── Provided records ──

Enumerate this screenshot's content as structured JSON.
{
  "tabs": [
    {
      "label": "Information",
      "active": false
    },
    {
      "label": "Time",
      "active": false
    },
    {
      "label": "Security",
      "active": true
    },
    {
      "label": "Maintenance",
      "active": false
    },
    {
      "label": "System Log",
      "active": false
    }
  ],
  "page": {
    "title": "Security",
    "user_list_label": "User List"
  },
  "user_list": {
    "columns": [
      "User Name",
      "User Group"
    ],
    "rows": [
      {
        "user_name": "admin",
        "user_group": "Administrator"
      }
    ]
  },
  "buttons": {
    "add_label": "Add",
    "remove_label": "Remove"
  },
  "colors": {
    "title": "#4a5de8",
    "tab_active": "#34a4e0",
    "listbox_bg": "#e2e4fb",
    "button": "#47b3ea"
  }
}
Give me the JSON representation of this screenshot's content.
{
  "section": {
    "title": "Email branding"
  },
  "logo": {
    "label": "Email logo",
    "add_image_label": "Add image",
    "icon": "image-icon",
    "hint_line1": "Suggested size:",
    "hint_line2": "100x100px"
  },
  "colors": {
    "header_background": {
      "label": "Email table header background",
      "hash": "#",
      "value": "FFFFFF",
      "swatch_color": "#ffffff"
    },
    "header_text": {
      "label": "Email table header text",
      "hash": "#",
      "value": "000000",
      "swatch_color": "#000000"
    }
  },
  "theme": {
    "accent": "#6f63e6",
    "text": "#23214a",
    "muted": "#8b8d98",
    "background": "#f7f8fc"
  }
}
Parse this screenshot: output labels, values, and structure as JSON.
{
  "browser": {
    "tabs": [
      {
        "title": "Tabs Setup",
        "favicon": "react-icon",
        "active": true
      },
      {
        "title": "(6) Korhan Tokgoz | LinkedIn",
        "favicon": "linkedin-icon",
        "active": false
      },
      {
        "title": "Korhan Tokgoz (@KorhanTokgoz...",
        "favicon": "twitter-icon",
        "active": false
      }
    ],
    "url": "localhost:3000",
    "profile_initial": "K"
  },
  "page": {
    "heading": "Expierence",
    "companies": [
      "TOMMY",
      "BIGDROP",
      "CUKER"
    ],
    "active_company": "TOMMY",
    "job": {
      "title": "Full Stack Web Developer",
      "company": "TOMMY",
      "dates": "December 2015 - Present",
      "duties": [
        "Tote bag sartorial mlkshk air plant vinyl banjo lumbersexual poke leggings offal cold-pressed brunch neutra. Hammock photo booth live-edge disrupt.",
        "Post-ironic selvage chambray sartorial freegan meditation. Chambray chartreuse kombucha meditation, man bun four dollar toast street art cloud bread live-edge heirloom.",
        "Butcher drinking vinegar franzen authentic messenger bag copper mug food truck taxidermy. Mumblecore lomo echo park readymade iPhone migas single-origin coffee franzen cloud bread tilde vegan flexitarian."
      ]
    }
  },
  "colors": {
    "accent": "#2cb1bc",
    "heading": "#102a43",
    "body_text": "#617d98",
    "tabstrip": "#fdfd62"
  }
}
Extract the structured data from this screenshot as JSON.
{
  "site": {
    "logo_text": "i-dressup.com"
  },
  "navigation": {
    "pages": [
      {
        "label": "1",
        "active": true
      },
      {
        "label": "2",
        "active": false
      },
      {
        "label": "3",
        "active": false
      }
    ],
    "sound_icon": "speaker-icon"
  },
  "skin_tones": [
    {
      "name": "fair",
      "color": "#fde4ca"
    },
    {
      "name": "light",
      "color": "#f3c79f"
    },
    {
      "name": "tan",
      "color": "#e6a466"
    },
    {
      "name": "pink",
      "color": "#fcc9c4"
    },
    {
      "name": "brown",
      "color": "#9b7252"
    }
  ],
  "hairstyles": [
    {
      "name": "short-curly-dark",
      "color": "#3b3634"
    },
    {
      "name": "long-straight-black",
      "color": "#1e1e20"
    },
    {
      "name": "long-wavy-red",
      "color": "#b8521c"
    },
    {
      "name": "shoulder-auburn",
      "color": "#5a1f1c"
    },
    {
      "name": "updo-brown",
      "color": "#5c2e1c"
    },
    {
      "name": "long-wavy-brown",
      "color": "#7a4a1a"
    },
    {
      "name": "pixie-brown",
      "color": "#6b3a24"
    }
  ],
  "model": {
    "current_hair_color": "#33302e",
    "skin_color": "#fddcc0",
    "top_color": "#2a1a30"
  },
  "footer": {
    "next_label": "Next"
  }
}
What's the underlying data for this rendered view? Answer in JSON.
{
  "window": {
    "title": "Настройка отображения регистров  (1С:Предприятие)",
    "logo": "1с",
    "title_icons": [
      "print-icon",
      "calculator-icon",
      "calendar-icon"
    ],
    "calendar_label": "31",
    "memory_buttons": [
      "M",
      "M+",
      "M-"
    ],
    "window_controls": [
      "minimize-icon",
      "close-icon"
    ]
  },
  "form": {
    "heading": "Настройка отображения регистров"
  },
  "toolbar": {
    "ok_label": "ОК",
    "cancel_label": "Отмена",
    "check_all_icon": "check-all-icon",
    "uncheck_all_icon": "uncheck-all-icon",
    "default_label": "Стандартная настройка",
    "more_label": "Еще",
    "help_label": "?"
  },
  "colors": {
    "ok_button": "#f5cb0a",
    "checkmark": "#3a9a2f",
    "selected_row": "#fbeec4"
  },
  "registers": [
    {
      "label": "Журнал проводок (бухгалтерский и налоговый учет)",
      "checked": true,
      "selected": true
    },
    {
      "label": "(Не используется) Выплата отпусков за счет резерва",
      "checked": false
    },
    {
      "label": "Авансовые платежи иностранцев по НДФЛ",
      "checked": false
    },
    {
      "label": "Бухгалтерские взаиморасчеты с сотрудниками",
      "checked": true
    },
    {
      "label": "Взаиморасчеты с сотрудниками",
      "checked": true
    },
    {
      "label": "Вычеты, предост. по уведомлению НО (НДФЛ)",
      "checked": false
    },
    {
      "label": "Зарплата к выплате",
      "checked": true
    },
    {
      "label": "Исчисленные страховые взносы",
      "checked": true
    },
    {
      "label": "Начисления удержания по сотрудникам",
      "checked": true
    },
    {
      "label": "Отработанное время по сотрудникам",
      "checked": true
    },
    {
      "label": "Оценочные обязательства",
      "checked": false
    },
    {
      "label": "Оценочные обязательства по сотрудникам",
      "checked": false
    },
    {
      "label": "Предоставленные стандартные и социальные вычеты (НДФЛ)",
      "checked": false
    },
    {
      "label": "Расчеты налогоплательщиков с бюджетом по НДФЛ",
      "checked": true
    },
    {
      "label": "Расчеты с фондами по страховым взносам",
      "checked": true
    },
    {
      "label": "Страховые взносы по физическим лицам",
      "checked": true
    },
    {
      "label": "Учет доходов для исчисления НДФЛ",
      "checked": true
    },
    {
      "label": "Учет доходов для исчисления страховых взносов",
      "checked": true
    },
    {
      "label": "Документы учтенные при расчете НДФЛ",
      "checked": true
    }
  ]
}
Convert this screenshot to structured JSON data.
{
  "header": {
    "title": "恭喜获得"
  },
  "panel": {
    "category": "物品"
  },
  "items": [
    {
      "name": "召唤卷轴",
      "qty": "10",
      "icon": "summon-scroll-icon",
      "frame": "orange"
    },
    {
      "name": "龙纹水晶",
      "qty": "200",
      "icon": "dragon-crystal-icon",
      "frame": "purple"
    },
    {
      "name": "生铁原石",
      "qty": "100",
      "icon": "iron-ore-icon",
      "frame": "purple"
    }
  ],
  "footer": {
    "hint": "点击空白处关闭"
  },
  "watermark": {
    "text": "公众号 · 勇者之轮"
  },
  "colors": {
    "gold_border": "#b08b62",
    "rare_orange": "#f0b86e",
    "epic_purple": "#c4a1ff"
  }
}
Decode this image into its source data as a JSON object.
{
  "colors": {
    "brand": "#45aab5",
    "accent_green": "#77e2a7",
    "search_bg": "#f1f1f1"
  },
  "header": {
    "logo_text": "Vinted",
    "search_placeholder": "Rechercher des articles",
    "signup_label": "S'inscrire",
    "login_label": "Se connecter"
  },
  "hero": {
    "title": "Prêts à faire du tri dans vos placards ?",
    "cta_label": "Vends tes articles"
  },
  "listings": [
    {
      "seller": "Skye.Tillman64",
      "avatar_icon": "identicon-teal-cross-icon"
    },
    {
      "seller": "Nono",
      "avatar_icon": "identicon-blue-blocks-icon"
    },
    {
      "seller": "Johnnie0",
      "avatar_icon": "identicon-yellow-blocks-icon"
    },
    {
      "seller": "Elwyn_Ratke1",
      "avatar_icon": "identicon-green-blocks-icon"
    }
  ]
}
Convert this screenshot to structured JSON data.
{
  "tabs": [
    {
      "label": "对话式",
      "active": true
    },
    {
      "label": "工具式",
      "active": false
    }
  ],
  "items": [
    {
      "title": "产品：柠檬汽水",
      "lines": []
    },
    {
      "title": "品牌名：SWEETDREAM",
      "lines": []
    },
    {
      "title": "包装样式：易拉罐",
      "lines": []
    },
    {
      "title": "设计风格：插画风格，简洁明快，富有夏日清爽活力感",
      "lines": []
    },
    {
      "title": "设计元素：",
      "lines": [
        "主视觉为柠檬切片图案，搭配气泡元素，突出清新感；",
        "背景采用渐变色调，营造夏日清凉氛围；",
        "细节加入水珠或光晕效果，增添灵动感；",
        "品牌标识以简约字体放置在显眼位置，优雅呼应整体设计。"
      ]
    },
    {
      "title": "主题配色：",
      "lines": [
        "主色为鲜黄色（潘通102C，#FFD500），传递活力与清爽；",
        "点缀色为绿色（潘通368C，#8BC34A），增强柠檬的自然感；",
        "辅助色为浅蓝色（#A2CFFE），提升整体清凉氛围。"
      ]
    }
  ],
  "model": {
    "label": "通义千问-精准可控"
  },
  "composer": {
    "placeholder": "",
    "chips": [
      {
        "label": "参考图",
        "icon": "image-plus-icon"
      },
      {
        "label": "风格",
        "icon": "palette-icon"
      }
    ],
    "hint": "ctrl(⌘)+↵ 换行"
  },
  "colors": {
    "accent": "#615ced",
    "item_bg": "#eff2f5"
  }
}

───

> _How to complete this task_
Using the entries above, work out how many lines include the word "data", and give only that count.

> _Solved problem_
5